=== Entries supplied ===

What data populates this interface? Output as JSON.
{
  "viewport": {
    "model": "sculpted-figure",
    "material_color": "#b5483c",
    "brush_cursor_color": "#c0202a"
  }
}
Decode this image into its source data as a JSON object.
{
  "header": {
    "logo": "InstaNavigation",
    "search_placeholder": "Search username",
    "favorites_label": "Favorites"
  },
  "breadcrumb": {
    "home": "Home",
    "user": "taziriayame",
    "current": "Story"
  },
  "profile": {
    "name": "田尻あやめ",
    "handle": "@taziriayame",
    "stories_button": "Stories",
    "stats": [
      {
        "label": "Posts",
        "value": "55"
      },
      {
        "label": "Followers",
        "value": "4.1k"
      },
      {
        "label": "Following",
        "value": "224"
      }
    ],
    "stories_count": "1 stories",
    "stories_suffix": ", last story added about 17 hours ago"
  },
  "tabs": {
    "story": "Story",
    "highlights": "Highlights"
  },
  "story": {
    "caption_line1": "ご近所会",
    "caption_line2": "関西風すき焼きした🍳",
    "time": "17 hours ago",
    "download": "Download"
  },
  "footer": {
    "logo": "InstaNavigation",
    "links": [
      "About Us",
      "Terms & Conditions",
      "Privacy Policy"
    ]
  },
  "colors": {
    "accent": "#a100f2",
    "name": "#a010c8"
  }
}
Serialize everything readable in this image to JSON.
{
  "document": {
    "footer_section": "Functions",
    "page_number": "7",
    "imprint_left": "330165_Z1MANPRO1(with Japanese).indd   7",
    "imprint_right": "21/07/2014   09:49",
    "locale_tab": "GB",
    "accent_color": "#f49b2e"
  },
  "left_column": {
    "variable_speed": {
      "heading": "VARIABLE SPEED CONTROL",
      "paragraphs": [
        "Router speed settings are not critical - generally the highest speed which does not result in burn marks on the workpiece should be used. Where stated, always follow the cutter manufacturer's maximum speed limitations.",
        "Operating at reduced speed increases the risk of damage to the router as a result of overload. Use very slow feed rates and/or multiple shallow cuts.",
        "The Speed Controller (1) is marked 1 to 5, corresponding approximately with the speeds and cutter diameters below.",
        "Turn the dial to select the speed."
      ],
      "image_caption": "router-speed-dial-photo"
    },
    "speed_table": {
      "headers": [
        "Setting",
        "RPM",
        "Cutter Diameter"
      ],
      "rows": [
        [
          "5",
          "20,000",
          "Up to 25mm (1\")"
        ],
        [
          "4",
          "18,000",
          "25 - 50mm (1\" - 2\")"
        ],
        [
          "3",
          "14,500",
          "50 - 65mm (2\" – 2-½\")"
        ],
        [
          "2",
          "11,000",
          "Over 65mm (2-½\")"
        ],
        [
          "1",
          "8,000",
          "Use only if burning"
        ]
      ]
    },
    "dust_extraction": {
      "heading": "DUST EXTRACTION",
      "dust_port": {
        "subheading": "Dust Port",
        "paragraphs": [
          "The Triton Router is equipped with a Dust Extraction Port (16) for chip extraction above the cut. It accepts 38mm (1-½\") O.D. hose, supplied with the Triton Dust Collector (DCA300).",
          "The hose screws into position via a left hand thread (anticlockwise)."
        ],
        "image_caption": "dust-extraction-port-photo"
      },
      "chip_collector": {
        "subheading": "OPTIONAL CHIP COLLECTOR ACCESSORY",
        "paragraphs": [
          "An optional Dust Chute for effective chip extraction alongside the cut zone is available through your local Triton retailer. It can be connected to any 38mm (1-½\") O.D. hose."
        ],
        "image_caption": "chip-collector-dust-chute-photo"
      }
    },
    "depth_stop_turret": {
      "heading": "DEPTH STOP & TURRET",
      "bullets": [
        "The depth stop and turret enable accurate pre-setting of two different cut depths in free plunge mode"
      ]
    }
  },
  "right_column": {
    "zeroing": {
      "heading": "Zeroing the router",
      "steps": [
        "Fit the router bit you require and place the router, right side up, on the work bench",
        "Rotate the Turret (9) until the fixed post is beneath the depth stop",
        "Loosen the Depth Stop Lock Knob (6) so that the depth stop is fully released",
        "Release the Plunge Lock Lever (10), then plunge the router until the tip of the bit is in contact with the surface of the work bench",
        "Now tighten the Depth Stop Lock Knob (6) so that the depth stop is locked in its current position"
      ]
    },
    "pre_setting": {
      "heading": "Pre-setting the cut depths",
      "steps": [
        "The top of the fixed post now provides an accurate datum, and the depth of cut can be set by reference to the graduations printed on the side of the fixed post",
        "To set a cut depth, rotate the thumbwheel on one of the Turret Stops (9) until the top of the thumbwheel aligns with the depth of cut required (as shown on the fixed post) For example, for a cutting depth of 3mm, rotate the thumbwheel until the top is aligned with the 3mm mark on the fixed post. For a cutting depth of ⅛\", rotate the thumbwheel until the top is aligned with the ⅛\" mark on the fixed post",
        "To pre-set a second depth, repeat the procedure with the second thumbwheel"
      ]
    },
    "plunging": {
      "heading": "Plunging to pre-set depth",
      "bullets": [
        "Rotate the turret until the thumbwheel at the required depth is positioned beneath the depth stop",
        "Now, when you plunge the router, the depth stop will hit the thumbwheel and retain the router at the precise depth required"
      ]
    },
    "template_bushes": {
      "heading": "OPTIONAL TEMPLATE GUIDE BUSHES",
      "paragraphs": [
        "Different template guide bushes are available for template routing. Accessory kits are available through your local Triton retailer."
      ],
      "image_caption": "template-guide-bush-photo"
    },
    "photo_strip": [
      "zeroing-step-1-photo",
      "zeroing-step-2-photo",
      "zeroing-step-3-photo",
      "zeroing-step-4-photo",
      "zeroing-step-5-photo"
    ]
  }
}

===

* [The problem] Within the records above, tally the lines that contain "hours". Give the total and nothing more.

* [Output of the exercise] 2